This is Sham Patel. Earlier this year, he started documenting the stories of Nairobi's homeless people in a Facebook project called Homeless of Nairobi.
Patel has been sharing the stories of people he meets in their own words.
Some stories are about solidarity.
Some are about overcoming personal demons.
Some are about hidden talents.
And some are about bygone dreams.
But not everyone on Nairobi's streets has energy left for talent or dreams.
This man told Patel that he saves up small change until he has enough money to rent a handcart. Then he collects hundreds of plastic bottles from the trash and sells them, for cents per kilo, to buy food.
"The homeless are the least common denominator in Kenya because they're not the people who vote, so politicians don’t give a shit about them. They’re ignored completely by the government," Patel says.
But helping doesn't always bring a happy ending, as Patel recently learned from a group effort to help Daniel.
After Patel began posting about Daniel, a donor funded a modest apartment for him.
Some of Homeless of Nairobi's Facebook followers became Daniel's friends, too.
They visited him in his new home. One gave him new shoes.
For a while, Daniel's new situation was working out great.
But after a few months, things changed. No one's quite sure what, exactly, because Daniel disappeared. He left his new home and Patel hasn't heard from him.
"We learned a lot from that experience. We told him, 'If you want to leave, leave.' You cannot force a grown man to do something the doesn't want to. Maybe his missed his friends." They wouldn't visit, Patel said. "He was scared and skeptical."
"So many people have come before you. They've come with their cameras and their friends and say they will change things.
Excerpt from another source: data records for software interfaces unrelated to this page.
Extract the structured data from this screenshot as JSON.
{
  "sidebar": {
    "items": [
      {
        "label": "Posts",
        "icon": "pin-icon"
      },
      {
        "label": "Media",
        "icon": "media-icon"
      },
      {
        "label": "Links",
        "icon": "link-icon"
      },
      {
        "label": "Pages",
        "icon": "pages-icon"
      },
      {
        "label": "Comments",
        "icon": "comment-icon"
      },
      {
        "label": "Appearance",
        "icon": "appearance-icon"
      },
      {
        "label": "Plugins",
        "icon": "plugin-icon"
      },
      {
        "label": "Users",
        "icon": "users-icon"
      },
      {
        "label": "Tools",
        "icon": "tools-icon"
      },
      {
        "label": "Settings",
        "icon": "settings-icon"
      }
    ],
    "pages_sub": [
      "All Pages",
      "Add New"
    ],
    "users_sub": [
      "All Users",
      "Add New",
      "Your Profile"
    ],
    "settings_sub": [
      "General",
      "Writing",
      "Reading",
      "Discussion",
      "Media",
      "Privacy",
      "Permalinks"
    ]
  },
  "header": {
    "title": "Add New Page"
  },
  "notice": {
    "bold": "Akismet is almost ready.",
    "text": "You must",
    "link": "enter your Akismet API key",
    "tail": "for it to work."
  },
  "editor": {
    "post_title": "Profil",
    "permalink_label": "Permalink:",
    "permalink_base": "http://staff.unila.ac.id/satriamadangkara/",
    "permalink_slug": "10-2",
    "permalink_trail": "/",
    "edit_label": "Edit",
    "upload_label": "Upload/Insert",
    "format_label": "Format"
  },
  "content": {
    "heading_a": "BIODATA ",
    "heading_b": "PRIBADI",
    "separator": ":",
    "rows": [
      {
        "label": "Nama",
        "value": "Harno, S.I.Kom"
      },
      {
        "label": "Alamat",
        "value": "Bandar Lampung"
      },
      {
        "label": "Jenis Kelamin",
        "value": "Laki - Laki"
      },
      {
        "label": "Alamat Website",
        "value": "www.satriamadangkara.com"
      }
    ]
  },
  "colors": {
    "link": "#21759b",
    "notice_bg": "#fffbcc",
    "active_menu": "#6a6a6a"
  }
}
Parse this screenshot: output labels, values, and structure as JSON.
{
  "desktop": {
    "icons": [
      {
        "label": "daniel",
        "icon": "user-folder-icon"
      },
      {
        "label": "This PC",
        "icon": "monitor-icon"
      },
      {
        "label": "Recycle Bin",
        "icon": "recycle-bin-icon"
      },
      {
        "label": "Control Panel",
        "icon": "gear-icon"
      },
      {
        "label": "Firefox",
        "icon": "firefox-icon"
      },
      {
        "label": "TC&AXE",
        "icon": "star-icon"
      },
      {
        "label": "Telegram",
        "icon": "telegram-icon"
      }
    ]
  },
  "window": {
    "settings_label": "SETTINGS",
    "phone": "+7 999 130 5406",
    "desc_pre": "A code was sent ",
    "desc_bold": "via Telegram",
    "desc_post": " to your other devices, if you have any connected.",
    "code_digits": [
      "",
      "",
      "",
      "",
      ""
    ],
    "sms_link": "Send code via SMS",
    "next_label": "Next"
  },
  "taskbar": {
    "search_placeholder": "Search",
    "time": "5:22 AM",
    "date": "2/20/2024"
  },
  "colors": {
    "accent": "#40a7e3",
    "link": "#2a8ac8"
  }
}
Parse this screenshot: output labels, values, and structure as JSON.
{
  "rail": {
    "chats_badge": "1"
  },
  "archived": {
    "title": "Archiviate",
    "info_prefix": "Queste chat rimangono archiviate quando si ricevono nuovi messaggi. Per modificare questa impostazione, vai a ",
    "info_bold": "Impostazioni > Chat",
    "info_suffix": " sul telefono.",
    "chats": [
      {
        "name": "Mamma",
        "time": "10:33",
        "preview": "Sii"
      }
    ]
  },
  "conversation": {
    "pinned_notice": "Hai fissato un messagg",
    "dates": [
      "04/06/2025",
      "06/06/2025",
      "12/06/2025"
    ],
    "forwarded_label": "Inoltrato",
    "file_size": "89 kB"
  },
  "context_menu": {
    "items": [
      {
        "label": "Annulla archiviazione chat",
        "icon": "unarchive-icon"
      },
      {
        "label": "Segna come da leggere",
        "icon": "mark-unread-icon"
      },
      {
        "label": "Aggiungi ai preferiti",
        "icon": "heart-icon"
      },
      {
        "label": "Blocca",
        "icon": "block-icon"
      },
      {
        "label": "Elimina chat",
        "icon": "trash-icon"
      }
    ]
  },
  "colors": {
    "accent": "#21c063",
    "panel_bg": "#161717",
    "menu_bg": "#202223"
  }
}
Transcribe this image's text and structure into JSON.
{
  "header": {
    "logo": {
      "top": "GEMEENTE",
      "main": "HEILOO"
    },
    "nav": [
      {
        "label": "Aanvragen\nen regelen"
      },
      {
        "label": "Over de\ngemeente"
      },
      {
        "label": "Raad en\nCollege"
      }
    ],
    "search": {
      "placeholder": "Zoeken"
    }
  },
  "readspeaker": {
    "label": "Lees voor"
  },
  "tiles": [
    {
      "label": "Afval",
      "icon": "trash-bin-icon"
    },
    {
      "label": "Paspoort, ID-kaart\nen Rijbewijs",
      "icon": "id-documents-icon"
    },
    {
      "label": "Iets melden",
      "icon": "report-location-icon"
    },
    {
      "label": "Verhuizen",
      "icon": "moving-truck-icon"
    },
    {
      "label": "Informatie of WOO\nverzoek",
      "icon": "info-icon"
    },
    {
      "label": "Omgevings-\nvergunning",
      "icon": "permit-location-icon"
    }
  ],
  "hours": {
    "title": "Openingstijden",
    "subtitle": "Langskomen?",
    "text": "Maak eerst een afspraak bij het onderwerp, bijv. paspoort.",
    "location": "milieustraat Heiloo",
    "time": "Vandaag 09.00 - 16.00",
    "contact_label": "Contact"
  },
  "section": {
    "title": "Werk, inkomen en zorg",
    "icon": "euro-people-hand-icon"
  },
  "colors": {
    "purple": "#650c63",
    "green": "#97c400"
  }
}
So many people want to help." Patel says he's trying to find the best ways to make good on those intentions.
Jina Moore is the global women's rights correspondent for BuzzFeed News and is based in Berlin.